What’s your leadership cause
There are those managers who stand by watching to see what others will do before they act. Sure observing one’s environment is an important leadership skill. However, passivity leading to inaction is not leadership. Especially when action is necessary to improve, connect, move the ball down the field.
In the hasty pace that is corporate culture today, it’s easy for managers to be swallowed by busy work. Swallowed up in that frenzied pace is a sense of leadership identity.
It’s not just any identity. It’s an identity that stands on a foundation of purpose. That purpose is born of a cause. To have a leadership cause is to say you stand for something. To have a cause gives intention, purpose, laser-sharp focus.
No manager can stop the bullet train of corporate progress. However, it is not acceptable to blame busy work and avoid drawing a line in the sand to claim your leadership cause. If you need a cause to consider, here are some noteworthy possibilities

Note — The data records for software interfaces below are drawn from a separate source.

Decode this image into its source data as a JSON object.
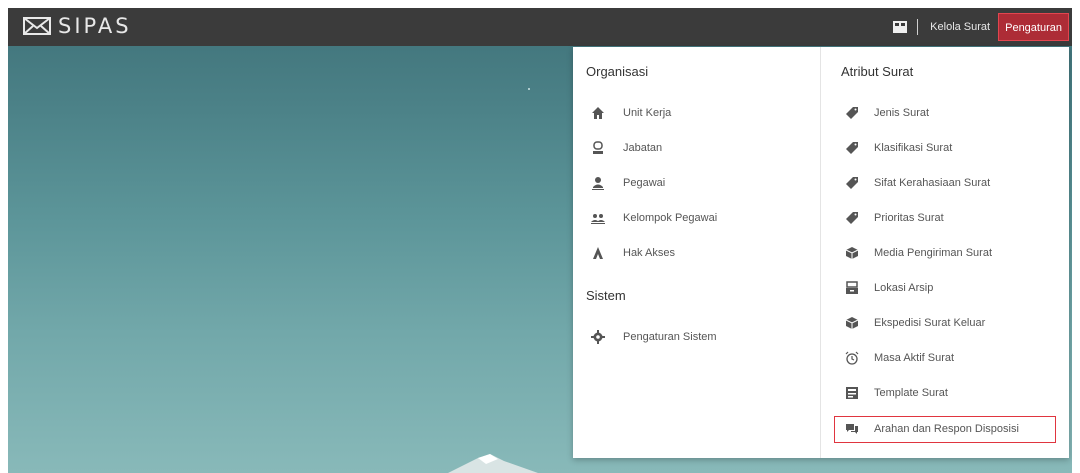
{
  "app": {
    "logo_text": "SIPAS"
  },
  "nav": {
    "kelola_surat": "Kelola Surat",
    "pengaturan": "Pengaturan"
  },
  "menu": {
    "organisasi": {
      "title": "Organisasi",
      "items": [
        {
          "label": "Unit Kerja",
          "icon": "home-icon"
        },
        {
          "label": "Jabatan",
          "icon": "badge-icon"
        },
        {
          "label": "Pegawai",
          "icon": "person-icon"
        },
        {
          "label": "Kelompok Pegawai",
          "icon": "group-icon"
        },
        {
          "label": "Hak Akses",
          "icon": "access-icon"
        }
      ]
    },
    "sistem": {
      "title": "Sistem",
      "items": [
        {
          "label": "Pengaturan Sistem",
          "icon": "gear-icon"
        }
      ]
    },
    "atribut": {
      "title": "Atribut Surat",
      "items": [
        {
          "label": "Jenis Surat",
          "icon": "tag-icon"
        },
        {
          "label": "Klasifikasi Surat",
          "icon": "tag-icon"
        },
        {
          "label": "Sifat Kerahasiaan Surat",
          "icon": "tag-icon"
        },
        {
          "label": "Prioritas Surat",
          "icon": "tag-icon"
        },
        {
          "label": "Media Pengiriman Surat",
          "icon": "cube-icon"
        },
        {
          "label": "Lokasi Arsip",
          "icon": "archive-icon"
        },
        {
          "label": "Ekspedisi Surat Keluar",
          "icon": "cube-icon"
        },
        {
          "label": "Masa Aktif Surat",
          "icon": "alarm-icon"
        },
        {
          "label": "Template Surat",
          "icon": "template-icon"
        },
        {
          "label": "Arahan dan Respon Disposisi",
          "icon": "chat-icon"
        }
      ]
    }
  },
  "colors": {
    "topbar": "#3b3b3b",
    "accent": "#ad2c36",
    "highlight_border": "#e0353f"
  }
}
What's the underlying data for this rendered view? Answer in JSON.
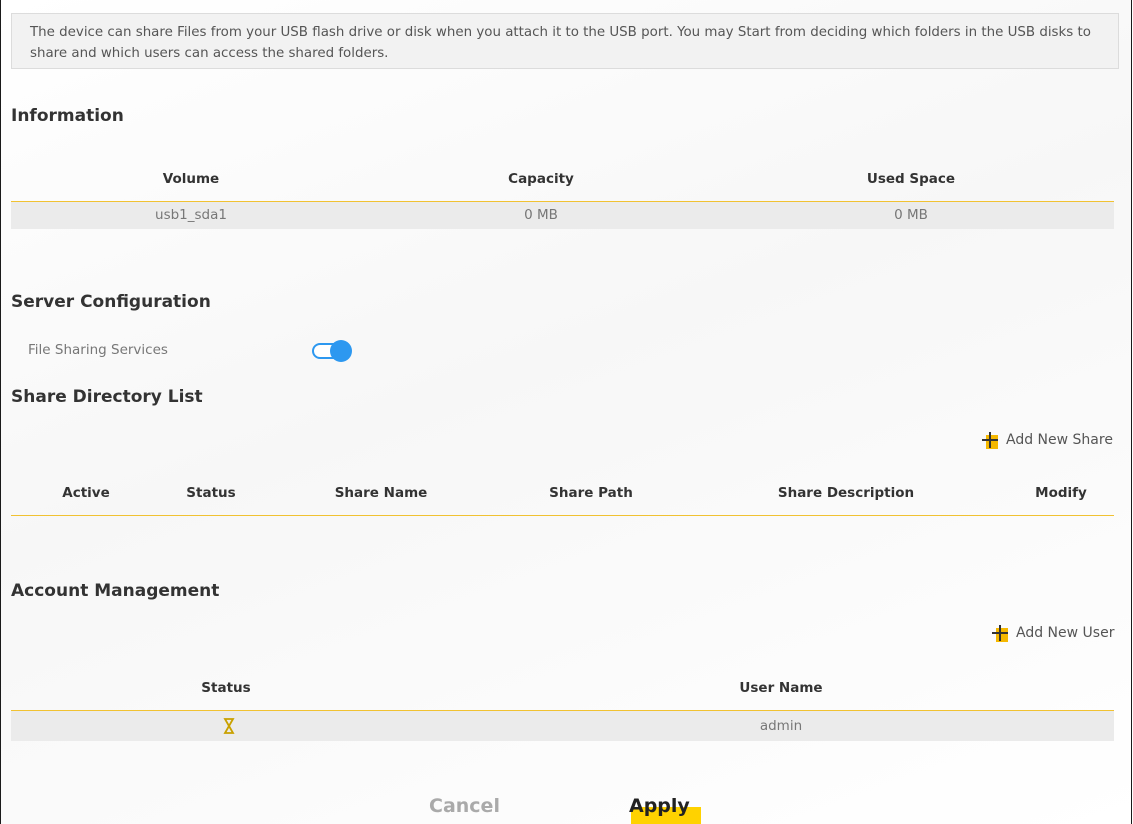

- Reversing work place misery
- Increasing workplace freedom
- Building workplace communities
- Building a talent management plan for your team
A cause gives rise to hope, to optimism. It’s a way out to something better. To have a leadership cause can signal to your employees that you have their back. But you know it’s more than that. Your leadership cause can be the thing to breath life into bleak corporate-doldrums. It can never be solely about employees. After all, you have results to produce. But wicked irony reveals to us that people are needed to create outputs.
Whatever the storyline is in your organization – unhappy employees, motivated employees, or somewhere in between – you claiming and proclaiming your leadership cause can be just what your employees and organization need. It’s time to get fired up. Define your cause.
Graphic by Shawn Murphy